_TASK ITEM:_ Count every line below that holds "title". Number only.

═══ RECORDS FOR THE TASK ═══

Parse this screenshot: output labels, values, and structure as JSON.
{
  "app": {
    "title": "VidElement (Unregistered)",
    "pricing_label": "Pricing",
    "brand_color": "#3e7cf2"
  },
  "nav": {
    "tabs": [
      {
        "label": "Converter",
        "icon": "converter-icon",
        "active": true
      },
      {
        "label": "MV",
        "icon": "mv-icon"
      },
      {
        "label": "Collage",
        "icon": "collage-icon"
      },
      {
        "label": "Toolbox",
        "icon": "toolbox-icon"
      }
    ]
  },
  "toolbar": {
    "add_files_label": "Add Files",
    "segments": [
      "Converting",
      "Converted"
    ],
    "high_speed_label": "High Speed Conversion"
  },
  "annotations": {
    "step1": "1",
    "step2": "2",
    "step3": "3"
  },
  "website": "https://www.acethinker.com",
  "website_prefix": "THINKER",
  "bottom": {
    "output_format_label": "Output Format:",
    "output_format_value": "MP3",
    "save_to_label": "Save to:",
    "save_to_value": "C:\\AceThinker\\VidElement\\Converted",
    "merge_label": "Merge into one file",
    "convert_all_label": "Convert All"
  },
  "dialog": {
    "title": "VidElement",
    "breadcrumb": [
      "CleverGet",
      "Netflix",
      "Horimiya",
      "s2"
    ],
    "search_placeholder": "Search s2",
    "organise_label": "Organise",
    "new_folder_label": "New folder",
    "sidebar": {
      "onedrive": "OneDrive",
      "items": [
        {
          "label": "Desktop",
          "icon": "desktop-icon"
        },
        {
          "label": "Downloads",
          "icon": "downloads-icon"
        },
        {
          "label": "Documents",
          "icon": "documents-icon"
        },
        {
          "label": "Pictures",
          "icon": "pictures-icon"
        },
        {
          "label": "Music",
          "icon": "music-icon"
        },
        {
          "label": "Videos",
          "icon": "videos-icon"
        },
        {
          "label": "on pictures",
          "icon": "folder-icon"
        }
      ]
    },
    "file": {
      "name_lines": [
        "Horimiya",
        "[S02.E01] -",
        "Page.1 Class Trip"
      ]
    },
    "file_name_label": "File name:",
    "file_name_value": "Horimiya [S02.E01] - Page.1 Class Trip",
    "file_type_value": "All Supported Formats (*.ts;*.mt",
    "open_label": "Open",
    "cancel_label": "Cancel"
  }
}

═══

_WRITTEN ANSWER:_ 2